GM has settled a damaging strike that was partly motivated by the company’s transition to EVs, which the UAW fears will lead to massive job losses. So far, the job losses have been very real, but the electrification strategy is still a work in progress, to be kind. The company’s sole plug-in vehicle, the Bolt, is overdue for a refresh, and sold a meh 5,000 units in the third quarter (as Tesla delivered some 80,000 Model 3s).
If positive press coverage is any guide, Porsche is the brightest spark in the garage at the moment - the new Taycan EV is by all accounts an impressive vehicle, up to the technological minute but every inch a Porsche. Initial sales seem to be strong, but although the German machine may challenge the Californian on the drag strip (Drama!), it can’t compete on price - a cherry Taycan Turbo S sells for $185,000, and the base Taycan 4S for about $104,000. You can get a Model S Performance with Ludicrous, Autopilot and Supercharging for $107,000.
Above: Analysis on Tesla's unique competitive advantages (YouTube: CNBC Television)
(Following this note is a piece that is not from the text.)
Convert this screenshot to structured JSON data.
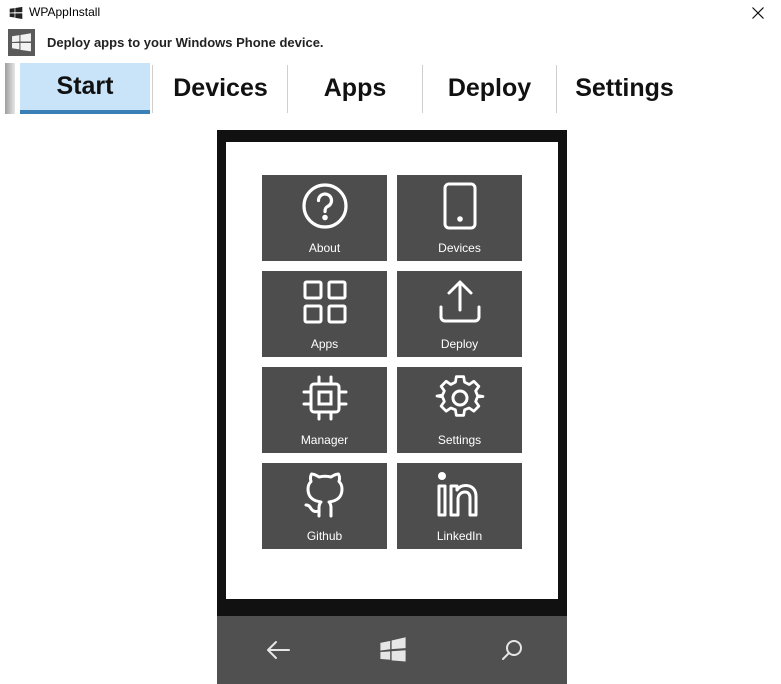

Meanwhile, despite the doleful daily prophecies of doom, Tesla is increasing sales, maintaining decent margins, opening up potentially huge new markets, preparing to launch two vaunted new models, and making a profit. Has making all this happen been easy? Ask the harried and harassed Elon Musk - or better yet, ask some of the execs at the majors, who haven’t been able to accomplish any of these things with their EVs. Perhaps at last, the difficulty of what Tesla has accomplished is starting to sink in.